Types of Verbs
A verb is a word that shows action or links a subject to
another word in a sentence.
Types of Verbs
• There are three types of verbs
• Action verbs tell what the subject is doing.
• Linking verbs connect or link a subject to a
noun or an adjective in the predicate.
• Common Linking verbs:
• Mark is a football player.
• Verbs such as smell, look, taste, feel, remain,
turn, appear, become, sound, seem, grow,
and stay can also be linking verbs.
• How do you know if it is linking or action?
• One trick to identifying linking verbs is that any
linking verb can be replaced by a “be” verb
without changing the meaning of the
• “Be” verbs include: be, is, am, are, was, and
• For example, in the sentence, “Your feet smell
bad,” you know that “smell” is a linking verb
because you could replace it with a “be”
verb—“Your feet are bad.”
• On the other hand, in the sentence, “I smell
pizza,” “smell” can’t be a linking verb because
“I am pizza” doesn’t make sense.
• Helping verbs help the main verb express
tense and voice.
• Helping verbs need an action verb with them.
• Susie will go to the store.
• There are three primary helping verbs: be (is,
am, are, was, were, been), have (has, had), and
do (does, did, done).
• While these three verbs can act as main verbs in
a sentence, they can also work as helping verbs
to create verb phrases.
• The other type of helping verbs are called modal
• We use them to modify or specify the meaning or
attitude of the main verb in some way.
• These are the modal verbs:
• Can, Could, Might, Will, Would, Shall, Should, Must,
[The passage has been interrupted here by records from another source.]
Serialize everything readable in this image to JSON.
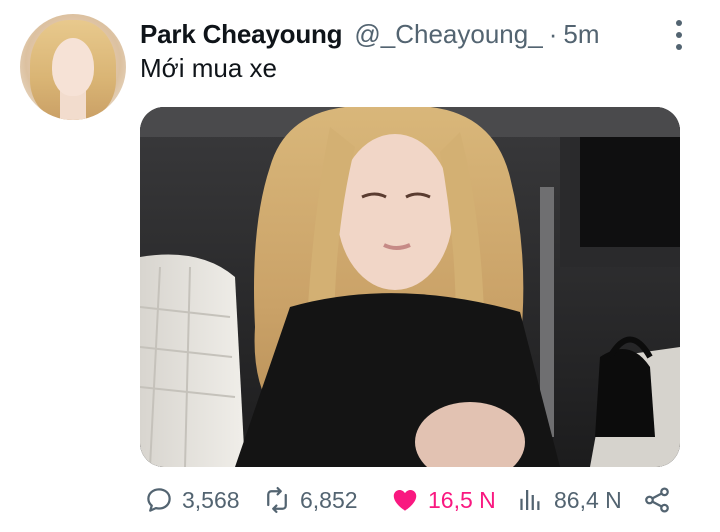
{
  "tweet": {
    "author_name": "Park Cheayoung",
    "handle": "@_Cheayoung_",
    "separator": "·",
    "time": "5m",
    "text": "Mới mua xe",
    "avatar_icon": "profile-photo",
    "more_icon": "more-vertical-icon",
    "media_description_icon": "photo"
  },
  "actions": {
    "reply": {
      "icon": "comment-icon",
      "count": "3,568"
    },
    "retweet": {
      "icon": "retweet-icon",
      "count": "6,852"
    },
    "like": {
      "icon": "heart-filled-icon",
      "count": "16,5 N",
      "color": "#f91880"
    },
    "views": {
      "icon": "analytics-icon",
      "count": "86,4 N"
    },
    "share": {
      "icon": "share-icon"
    }
  },
  "colors": {
    "text_primary": "#0f1419",
    "text_secondary": "#536471",
    "like": "#f91880"
  }
}
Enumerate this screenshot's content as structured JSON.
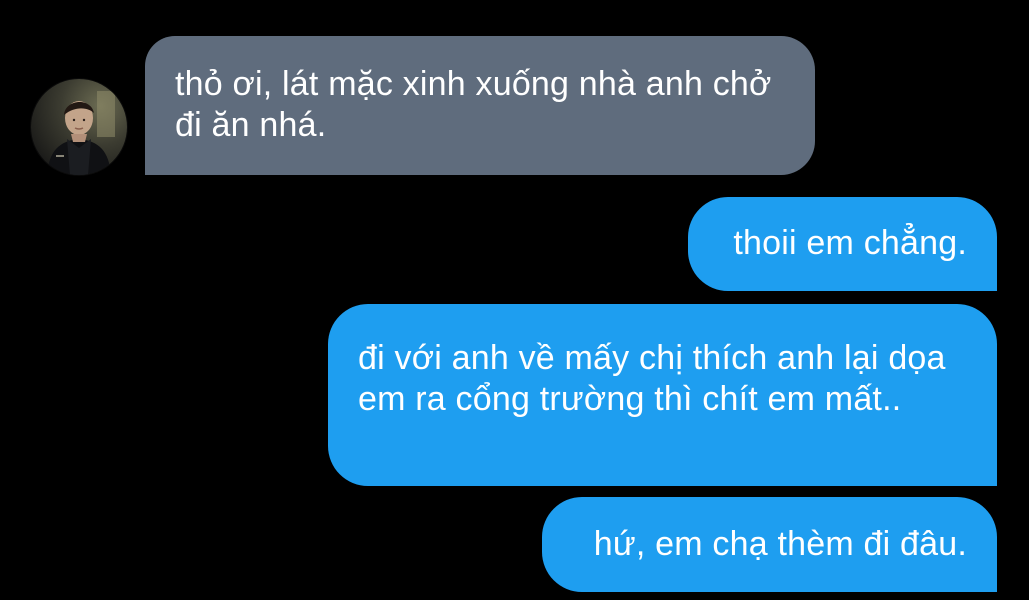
{
  "conversation": {
    "messages": [
      {
        "direction": "incoming",
        "text": "thỏ ơi, lát mặc xinh xuống nhà anh chở đi ăn nhá."
      },
      {
        "direction": "outgoing",
        "text": "thoii em chẳng."
      },
      {
        "direction": "outgoing",
        "text": "đi với anh về mấy chị thích anh lại dọa em ra cổng trường thì chít em mất.."
      },
      {
        "direction": "outgoing",
        "text": "hứ, em chạ thèm đi đâu."
      }
    ]
  },
  "theme": {
    "background": "#000000",
    "incoming_bubble_color": "#5f6c7d",
    "outgoing_bubble_color": "#1e9ef0",
    "text_color": "#ffffff"
  },
  "icons": {
    "avatar": "contact-avatar-photo"
  }
}
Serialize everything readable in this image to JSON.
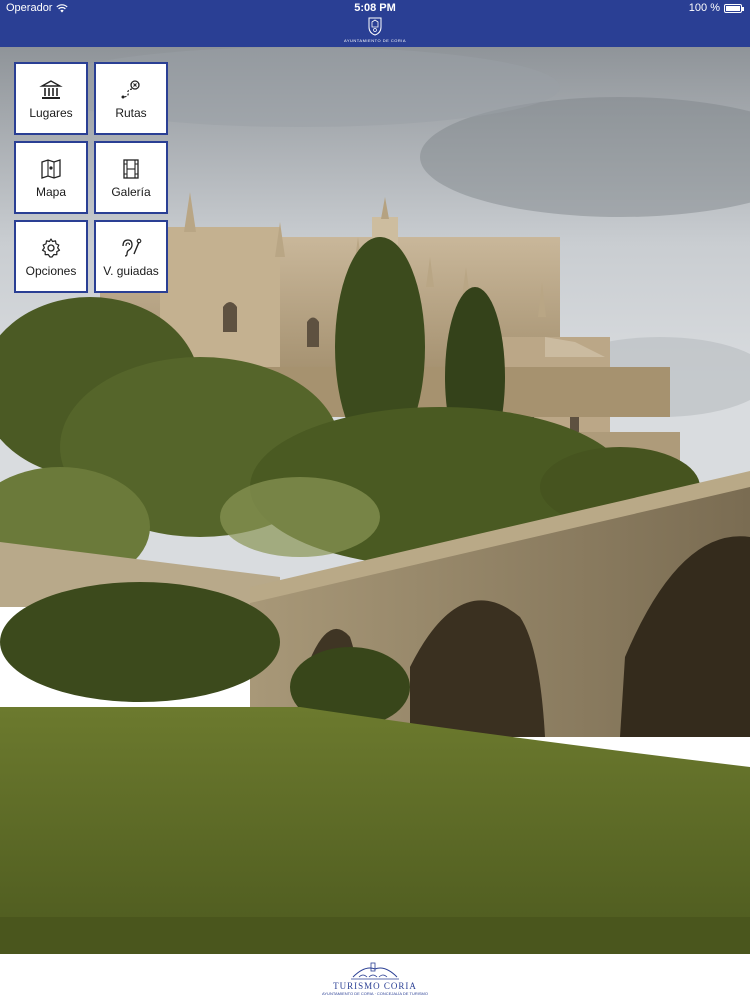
{
  "status_bar": {
    "carrier": "Operador",
    "time": "5:08 PM",
    "battery": "100 %",
    "wifi_icon": "wifi-icon",
    "battery_icon": "battery-icon"
  },
  "nav_bar": {
    "logo_subtitle": "AYUNTAMIENTO DE CORIA",
    "background_color": "#2a3f94"
  },
  "menu": {
    "items": [
      {
        "label": "Lugares",
        "icon": "building-icon"
      },
      {
        "label": "Rutas",
        "icon": "route-icon"
      },
      {
        "label": "Mapa",
        "icon": "map-icon"
      },
      {
        "label": "Galería",
        "icon": "film-icon"
      },
      {
        "label": "Opciones",
        "icon": "gear-icon"
      },
      {
        "label": "V. guiadas",
        "icon": "audio-guide-icon"
      }
    ],
    "border_color": "#2a3f94"
  },
  "footer": {
    "brand": "TURISMO CORIA",
    "tagline": "AYUNTAMIENTO DE CORIA · CONCEJALÍA DE TURISMO"
  }
}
• You should read this book. The book might change your
• They must have been watching the movie without you.